Album-art-for-FUZZ-by-FUZZ Release Date: October 1, 2013


California hard-rock trio FUZZ has finally released its self-titled debut after two years in the making. As the band’s name hints, this release is as fuzzy and gritty as one can imagine, drowning the listener in a sea of tenacious noise.

The group’s three members, drummer and lead singer Ty Segall, guitarist and backup vocalist Charles Moothart, and bassist Roland Cosio, have been fine-tuning their ruckus over the past few years to create an energy-driven, high-powered album that is reminiscent of Black Sabbath’s defined sound.

While the band takes obvious inspiration from bands like Sabbath and even Jimi Hendrix, it feels as if it takes a little too much from music that has already been done and redone since that era. FUZZ could easily be a collection of unreleased tracks from the early ’70s, which comes as both a good and a bad thing.

The main downfall of this record is its lack of overall originality, style-wise. It’s a great example of classic hard rock, but the genre has outstayed its welcome.

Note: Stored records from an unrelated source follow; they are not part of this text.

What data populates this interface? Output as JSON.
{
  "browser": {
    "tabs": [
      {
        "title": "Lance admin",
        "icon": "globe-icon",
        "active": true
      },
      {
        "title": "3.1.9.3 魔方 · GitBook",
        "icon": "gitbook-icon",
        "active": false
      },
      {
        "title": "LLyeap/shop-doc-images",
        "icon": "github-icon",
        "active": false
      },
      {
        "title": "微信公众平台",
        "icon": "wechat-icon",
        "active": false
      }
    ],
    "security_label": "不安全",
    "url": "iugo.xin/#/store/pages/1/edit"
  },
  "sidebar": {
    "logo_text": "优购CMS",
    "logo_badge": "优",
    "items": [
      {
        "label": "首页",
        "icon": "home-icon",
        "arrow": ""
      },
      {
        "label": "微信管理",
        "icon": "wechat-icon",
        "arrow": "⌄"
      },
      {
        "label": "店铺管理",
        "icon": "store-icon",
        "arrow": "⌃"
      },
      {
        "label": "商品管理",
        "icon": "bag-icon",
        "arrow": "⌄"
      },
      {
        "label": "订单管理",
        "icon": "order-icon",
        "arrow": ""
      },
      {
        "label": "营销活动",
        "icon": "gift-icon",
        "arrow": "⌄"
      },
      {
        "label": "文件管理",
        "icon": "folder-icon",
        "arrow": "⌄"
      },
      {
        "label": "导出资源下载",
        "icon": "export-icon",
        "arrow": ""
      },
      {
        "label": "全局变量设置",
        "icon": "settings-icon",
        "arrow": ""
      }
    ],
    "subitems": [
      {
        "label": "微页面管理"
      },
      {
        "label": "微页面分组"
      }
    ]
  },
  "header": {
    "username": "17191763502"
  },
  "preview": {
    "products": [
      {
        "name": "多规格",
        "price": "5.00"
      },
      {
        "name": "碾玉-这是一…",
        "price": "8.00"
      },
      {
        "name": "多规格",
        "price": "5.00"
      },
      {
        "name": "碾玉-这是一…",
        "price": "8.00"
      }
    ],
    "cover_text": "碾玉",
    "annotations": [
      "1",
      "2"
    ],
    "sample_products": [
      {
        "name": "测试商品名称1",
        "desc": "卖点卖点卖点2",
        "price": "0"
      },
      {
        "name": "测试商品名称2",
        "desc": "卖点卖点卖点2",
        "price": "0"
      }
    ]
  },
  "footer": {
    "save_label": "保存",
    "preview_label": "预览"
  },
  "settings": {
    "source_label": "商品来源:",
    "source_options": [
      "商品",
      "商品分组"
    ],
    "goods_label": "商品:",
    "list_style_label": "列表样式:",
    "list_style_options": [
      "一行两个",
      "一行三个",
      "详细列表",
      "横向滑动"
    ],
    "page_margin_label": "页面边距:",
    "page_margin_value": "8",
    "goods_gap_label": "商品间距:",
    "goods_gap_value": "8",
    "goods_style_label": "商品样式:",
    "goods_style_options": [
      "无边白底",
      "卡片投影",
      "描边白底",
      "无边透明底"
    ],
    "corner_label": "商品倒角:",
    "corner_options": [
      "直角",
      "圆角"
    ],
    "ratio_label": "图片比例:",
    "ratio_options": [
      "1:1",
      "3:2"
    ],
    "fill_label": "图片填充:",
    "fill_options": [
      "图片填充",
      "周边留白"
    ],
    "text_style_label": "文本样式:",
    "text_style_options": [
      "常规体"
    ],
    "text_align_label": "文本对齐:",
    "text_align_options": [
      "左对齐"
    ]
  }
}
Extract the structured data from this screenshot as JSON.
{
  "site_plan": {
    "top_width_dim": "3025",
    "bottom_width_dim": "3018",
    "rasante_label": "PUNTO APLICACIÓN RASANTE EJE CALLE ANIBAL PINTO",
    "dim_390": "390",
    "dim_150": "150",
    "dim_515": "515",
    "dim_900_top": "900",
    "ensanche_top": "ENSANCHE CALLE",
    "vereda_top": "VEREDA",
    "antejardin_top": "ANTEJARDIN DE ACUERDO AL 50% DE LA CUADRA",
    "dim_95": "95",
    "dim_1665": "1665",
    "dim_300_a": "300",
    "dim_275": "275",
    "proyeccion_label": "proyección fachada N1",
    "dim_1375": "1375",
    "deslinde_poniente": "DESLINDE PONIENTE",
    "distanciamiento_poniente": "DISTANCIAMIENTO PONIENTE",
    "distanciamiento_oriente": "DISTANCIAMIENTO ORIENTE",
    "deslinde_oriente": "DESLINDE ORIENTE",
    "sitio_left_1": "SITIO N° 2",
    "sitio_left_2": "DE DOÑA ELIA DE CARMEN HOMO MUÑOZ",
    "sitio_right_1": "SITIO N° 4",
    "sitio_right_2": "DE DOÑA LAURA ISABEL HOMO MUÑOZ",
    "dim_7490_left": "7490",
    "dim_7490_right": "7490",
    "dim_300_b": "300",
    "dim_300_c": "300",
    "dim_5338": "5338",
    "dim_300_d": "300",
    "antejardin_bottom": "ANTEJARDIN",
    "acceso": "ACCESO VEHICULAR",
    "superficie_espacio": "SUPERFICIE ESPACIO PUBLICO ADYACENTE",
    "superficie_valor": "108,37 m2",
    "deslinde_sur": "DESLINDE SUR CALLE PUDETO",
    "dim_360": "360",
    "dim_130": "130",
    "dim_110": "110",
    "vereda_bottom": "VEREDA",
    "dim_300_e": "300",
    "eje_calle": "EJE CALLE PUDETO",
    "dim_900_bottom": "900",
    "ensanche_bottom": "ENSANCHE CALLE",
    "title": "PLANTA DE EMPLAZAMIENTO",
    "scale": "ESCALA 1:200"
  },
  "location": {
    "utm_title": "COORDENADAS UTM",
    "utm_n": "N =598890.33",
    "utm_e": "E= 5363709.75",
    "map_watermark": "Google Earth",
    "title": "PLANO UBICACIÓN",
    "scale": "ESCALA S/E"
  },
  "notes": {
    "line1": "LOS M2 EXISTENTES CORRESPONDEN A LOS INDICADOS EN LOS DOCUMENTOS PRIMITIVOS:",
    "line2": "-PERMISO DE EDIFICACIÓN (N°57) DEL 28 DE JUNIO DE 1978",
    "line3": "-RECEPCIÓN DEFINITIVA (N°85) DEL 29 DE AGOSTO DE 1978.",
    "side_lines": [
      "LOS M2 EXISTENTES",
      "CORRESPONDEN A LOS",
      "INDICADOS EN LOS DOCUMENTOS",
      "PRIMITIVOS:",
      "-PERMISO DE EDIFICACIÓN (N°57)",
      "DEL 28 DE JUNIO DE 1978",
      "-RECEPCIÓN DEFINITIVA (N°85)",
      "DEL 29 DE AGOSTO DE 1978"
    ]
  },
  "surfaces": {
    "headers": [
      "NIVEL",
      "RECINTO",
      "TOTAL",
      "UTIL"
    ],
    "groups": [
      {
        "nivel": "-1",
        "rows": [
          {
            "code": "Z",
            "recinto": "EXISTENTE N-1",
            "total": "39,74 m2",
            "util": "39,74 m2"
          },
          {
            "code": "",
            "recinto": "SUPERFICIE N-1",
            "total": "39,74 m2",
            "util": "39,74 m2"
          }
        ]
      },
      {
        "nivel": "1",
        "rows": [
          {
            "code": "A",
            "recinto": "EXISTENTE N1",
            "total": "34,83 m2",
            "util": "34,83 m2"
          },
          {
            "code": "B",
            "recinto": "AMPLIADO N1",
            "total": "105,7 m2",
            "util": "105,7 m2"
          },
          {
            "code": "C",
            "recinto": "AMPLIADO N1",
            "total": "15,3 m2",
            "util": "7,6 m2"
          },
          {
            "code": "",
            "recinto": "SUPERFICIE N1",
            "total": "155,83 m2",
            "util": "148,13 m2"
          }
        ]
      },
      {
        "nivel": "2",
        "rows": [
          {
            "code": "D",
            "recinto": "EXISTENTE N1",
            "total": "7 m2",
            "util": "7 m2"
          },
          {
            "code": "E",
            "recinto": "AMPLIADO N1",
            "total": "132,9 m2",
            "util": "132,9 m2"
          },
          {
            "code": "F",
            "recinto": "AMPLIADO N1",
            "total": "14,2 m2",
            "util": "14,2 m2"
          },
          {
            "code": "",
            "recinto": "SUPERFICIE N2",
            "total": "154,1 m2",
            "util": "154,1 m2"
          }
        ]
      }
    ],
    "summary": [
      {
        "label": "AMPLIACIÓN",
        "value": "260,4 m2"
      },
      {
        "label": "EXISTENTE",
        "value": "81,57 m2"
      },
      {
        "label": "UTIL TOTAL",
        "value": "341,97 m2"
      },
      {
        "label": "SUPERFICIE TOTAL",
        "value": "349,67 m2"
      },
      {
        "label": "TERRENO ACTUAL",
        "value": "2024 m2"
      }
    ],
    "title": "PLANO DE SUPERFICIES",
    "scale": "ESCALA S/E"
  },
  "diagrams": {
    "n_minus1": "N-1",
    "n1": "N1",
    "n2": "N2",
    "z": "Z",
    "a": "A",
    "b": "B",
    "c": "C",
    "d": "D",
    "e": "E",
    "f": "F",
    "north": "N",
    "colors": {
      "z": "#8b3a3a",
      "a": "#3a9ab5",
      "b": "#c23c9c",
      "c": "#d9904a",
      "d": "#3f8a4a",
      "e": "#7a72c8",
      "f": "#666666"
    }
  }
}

The style has been duplicated by an innumerable number of bands, making it hard for FUZZ to stand apart in the vast pit of similar artists, especially when the specific road the group chose to go down sounds all too familiar to old-school hard rock fans.

One thing that helps set FUZZ apart is Segall’s high-pitched, punk vocals. They’re a fresh addition to instrumentation that sometimes sounds a bit too copied from the past.

But what the band lacks in originality, it more than make up for in talent and musicianship.

FUZZ has obviously taken a great deal of influence from the hard rock of the ’70s and ’80s, but it has taken these roots and raised the bar to a new level.

Moothart’s guitar is the most impressive facet of the band, outshining even Segall’s vocals. His gruff, overdriven, wavering lead guitar is what drives the LP, bringing the rest of the band up a couple of notches.

Songs like “Loose Structures” and “Preacher” show off Moothart’s undeniable mastery of guitar and stand out as some of the strongest tracks on FUZZ.

The extensive guitar solos that travel all over the board prove time after time to be the band’s major selling point.

The guitar is also responsible for one of the best aspects of the album: the ability to bridge the gap between hard rock and psychedelic rock on certain songs. Trippy tracks like “What’s In My Head?” have a steady groove, but they’ll still make you bang your head.

A lot of respect is due to the band; it has flawlessly managed to bring the listener back to an incredible era of music. The only problem is that this acts as somewhat of a pigeonhole. FUZZ is a gifted group and has proven itself to be worthy of attention with its debut, but it would be nice to see Segall & Co. step out of that box.

The newer aspects of the album are what make it shine; if FUZZ made a record built around those elements, it would be much more unique and enjoyable.

This self-titled release is solid in its musicality, but FUZZ missed an opportunity to be extraordinary.

FUZZ – FUZZ tracklist:

  1. “Earthen Gates”
  2. “Sleigh Ride”
  3. “What’s In My Head”
  4. “Hazemaze”
  5. “Loose Sutures”
  6. “Preacher”
  7. “Raise”
  8. “One”